According to Locus Magazine, Mike Resnick has won more awards for short fiction than any other science fiction writer, living or dead. He is perhaps best known for his critically-acclaimed Kirinyaga series of short stories, but is also the author of more than fifty novels. In addition to his work as a writer, Resnick has also edited dozens of anthologies and served as executive editor for the online magazine Jim Baen’s Universe. Recent work includes a new collection, Blasphemy, just out from Golden Gryphon, and a new novel, The Buntline Special, from Pyr, due in December. Also, earlier this year, a nonfiction book, The Business of Science Fiction (written with Barry Malzberg), was released. Learn more at mikeresnick.com.

Perhaps the most famous wizard of them all is Merlin the magician, a staple of Arthurian legend. The character goes all the way back to Geoffrey of Monmouth in the twelfth century, and the story has been embellished over the years by numerous other authors, such as Thomas Malory (Le Morte d’Arthur), T. H. White (The Once and Future King), and Mary Stewart (The Crystal Cave). Though there are many variations, Merlin is generally remembered as having been sired by an incubus (a demon), which gave him supernatural powers. He tutored Arthur and helped him become king, and was eventually imprisoned in a crystal cave by the Lady of the Lake.

“I wrote this story the day I learned that my late mother-in-law had Alzheimer’s,” Resnick says. “I tried to imagine what it was like for her, going to bed each night and knowing she’d wake up a little less intelligent each morning. I knew I needed to work it out fictionally.

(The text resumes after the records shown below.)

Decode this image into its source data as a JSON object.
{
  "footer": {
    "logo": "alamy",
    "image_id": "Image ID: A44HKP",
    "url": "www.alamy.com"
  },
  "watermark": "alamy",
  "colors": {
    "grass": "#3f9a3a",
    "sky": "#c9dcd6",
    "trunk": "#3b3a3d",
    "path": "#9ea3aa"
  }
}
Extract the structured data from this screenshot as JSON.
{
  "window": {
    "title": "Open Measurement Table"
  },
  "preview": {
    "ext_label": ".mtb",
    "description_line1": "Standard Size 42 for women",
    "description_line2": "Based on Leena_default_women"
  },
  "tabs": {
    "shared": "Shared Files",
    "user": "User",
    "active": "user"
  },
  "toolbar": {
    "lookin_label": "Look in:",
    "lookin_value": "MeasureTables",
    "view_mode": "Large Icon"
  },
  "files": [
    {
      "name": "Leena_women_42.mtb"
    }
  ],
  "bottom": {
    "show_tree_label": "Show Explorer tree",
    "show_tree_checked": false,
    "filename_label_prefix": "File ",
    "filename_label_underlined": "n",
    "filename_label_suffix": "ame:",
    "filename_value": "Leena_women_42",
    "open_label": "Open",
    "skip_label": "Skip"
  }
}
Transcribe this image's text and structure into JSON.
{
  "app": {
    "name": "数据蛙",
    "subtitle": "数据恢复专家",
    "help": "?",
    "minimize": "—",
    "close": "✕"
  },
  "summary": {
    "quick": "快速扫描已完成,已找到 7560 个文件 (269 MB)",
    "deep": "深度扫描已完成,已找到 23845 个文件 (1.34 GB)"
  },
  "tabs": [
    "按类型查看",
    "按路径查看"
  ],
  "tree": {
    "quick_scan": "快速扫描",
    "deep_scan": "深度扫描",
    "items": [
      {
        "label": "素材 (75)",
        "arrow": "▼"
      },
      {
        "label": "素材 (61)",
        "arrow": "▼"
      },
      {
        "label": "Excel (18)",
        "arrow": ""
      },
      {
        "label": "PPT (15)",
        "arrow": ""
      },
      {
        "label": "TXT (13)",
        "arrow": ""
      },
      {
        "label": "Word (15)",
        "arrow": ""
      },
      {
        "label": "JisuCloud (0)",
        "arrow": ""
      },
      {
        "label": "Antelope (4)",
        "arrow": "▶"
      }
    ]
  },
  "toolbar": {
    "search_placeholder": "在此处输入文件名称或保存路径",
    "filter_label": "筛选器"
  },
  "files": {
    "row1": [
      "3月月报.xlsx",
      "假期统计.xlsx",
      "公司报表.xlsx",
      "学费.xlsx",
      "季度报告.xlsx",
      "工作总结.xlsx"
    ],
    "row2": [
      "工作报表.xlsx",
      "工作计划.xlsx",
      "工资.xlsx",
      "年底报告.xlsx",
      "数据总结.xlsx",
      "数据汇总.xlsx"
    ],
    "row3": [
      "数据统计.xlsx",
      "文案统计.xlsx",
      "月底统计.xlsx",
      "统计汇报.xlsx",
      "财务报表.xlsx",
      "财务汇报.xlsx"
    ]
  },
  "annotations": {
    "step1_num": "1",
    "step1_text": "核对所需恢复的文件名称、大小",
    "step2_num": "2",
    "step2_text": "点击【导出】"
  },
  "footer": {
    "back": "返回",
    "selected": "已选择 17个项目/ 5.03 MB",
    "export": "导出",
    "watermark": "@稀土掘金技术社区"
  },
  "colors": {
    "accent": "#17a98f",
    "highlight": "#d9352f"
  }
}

Then I remembered that the Merlin of The Once and Future King, my favorite fantasy novel, lived backward in time, and I decided I could use that as a metaphor.”